* **Work task**: For every line in the data below that contains "this", copy the line.
= = = = =
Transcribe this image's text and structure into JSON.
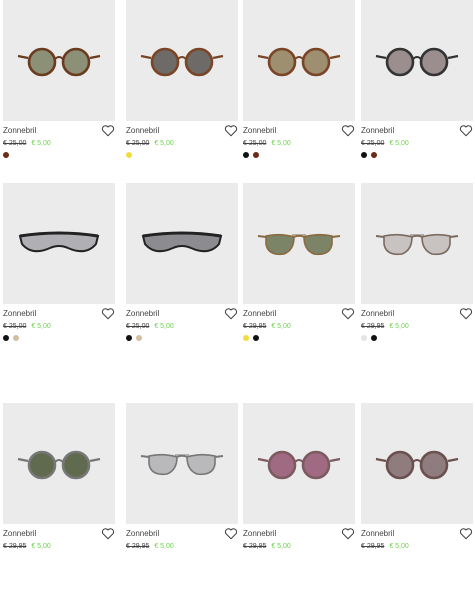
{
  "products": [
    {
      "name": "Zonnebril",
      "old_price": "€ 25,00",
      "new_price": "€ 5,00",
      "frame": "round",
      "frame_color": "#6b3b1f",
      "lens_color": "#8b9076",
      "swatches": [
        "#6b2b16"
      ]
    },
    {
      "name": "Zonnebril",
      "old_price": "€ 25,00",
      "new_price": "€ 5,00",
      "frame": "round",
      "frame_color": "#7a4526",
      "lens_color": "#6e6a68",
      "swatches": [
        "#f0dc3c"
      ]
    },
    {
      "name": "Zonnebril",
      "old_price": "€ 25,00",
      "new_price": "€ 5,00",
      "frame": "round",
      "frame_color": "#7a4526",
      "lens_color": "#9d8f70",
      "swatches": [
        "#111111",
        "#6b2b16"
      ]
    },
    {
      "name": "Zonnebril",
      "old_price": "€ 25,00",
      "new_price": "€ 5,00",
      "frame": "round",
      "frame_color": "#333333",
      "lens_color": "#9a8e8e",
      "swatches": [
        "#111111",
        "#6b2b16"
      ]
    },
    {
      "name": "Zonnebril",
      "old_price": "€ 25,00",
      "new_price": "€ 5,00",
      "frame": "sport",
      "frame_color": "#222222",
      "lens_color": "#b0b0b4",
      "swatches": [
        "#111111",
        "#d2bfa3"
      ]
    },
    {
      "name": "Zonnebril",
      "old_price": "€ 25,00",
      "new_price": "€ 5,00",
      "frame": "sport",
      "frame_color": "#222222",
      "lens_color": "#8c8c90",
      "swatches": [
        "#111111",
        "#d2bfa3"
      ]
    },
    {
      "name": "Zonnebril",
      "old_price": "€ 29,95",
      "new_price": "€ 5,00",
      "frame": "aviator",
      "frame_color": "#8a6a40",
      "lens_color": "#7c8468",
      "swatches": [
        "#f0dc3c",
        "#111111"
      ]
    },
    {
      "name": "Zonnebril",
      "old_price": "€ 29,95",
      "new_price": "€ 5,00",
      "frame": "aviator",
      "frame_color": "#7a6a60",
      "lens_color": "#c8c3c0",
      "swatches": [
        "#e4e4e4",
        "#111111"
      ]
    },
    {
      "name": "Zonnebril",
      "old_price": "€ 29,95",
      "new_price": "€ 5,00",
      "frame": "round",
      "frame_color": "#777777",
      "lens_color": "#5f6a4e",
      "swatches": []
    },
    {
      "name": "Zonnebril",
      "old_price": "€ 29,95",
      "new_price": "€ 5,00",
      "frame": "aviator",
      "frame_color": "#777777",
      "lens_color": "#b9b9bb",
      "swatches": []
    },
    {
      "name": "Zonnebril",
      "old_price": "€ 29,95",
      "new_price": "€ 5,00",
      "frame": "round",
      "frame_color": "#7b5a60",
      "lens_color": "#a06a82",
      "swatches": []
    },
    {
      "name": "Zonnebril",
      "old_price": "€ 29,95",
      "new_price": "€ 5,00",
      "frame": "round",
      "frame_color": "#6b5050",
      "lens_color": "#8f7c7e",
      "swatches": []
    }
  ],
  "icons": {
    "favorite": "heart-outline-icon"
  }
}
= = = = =
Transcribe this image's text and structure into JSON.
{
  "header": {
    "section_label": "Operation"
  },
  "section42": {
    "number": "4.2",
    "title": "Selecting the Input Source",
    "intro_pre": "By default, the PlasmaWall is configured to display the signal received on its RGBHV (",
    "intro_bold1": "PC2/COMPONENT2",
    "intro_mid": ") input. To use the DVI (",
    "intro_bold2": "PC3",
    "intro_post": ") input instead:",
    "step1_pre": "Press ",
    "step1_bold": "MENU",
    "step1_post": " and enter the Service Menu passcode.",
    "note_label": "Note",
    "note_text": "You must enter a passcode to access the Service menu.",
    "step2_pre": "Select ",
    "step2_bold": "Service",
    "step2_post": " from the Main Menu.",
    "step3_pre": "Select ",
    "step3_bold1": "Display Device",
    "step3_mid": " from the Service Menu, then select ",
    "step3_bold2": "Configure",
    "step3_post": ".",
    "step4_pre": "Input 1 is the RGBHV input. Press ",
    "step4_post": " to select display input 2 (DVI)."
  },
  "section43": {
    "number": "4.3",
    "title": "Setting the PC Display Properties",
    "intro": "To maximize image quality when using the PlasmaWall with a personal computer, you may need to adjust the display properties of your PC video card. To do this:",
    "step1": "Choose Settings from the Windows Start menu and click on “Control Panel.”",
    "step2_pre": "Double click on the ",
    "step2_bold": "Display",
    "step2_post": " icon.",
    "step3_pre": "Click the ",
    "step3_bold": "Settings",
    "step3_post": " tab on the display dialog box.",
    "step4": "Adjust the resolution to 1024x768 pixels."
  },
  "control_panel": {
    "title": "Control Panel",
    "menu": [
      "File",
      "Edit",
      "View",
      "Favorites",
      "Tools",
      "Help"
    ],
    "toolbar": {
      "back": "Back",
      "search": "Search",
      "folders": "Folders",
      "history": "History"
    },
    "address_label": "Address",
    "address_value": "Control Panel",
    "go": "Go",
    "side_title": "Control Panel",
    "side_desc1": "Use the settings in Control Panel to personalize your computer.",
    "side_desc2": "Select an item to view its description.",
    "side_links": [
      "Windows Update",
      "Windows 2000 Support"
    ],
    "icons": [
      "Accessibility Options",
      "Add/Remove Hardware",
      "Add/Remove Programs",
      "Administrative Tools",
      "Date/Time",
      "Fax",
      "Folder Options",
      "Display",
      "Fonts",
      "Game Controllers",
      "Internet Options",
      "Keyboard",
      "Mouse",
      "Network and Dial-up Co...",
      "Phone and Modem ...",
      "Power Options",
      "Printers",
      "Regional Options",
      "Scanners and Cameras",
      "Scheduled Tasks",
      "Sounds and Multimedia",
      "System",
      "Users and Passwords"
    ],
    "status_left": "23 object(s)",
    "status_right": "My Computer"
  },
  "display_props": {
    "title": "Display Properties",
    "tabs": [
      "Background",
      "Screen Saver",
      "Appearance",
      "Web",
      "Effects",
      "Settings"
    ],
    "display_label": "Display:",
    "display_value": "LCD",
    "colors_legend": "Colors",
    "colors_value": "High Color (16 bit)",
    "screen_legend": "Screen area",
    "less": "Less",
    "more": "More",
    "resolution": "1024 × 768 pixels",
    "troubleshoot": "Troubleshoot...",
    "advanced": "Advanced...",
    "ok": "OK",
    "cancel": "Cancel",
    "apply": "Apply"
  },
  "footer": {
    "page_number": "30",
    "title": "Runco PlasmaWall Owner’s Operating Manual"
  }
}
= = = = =
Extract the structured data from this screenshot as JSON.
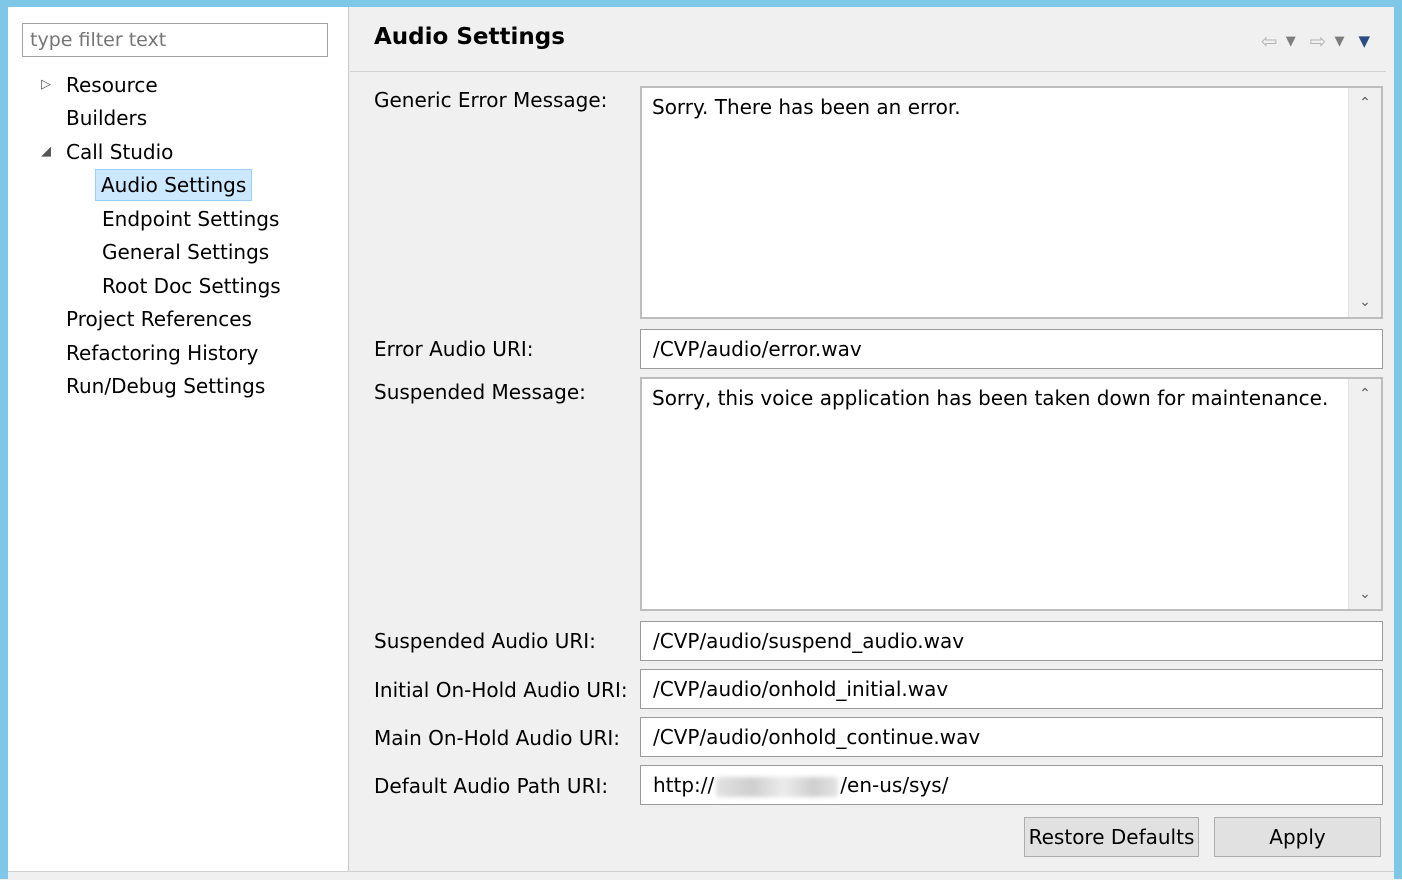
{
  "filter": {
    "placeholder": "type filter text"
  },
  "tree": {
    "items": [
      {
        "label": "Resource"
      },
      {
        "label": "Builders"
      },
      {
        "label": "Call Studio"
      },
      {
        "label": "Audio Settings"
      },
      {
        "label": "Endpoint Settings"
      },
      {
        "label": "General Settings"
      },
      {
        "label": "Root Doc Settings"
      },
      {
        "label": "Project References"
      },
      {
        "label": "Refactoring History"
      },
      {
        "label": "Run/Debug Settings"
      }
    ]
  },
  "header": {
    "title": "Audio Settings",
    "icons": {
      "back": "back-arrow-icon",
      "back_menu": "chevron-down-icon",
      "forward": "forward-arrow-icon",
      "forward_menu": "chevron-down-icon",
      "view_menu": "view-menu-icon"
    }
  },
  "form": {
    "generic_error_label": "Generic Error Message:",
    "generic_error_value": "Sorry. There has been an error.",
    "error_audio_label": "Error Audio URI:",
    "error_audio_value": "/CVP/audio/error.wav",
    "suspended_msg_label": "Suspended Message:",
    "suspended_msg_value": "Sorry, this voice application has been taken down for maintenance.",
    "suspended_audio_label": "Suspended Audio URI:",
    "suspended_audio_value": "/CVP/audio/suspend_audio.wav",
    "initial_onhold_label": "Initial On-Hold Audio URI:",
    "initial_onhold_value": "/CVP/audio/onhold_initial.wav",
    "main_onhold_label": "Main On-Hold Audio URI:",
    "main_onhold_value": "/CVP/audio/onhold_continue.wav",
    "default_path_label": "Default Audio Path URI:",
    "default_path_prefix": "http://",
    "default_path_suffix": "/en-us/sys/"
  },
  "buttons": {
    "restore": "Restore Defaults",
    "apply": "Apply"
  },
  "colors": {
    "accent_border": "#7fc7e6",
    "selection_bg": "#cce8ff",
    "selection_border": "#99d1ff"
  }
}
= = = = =
* **Exercise answer**:
Transcribe this image's text and structure into JSON.
Transcribe this image's text and structure into JSON.
    "intro": "To maximize image quality when using the PlasmaWall with a personal computer, you may need to adjust the display properties of your PC video card. To do this:",
Extract the structured data from this screenshot as JSON.
    "suspended_msg_value": "Sorry, this voice application has been taken down for maintenance.",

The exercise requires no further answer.